─── Data for this task ───

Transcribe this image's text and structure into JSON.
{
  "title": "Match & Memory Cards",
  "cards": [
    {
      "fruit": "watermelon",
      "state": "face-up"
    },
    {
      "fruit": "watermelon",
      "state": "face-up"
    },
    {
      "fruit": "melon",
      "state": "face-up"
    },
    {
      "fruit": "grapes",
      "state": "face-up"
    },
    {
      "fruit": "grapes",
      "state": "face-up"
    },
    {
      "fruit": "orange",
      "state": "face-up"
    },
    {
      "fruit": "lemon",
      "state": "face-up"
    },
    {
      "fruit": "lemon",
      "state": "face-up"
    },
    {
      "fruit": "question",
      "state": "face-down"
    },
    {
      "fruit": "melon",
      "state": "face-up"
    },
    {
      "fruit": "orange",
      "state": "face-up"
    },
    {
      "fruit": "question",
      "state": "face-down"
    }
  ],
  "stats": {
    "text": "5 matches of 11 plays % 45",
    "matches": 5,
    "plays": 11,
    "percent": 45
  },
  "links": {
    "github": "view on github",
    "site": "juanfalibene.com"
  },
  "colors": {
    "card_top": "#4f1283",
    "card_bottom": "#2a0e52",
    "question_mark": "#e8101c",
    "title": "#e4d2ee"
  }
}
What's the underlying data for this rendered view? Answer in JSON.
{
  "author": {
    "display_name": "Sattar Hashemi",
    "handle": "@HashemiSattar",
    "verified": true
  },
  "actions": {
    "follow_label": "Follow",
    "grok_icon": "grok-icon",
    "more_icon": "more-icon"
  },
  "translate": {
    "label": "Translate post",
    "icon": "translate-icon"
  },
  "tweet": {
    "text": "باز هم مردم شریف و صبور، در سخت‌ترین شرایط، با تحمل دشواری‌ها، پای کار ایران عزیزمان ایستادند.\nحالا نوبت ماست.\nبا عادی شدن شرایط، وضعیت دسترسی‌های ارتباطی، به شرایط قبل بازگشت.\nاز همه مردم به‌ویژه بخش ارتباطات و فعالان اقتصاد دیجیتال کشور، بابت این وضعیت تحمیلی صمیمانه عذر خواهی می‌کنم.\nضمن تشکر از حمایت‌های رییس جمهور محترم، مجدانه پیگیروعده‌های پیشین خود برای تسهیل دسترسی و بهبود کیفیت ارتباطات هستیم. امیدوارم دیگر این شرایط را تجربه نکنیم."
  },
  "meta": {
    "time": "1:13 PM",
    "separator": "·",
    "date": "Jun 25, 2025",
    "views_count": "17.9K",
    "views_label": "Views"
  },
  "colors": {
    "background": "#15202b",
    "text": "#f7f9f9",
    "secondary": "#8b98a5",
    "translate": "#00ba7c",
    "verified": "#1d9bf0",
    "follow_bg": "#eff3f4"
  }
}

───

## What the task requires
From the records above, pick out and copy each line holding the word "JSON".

## Completed exercise
Transcribe this image's text and structure into JSON.
What's the underlying data for this rendered view? Answer in JSON.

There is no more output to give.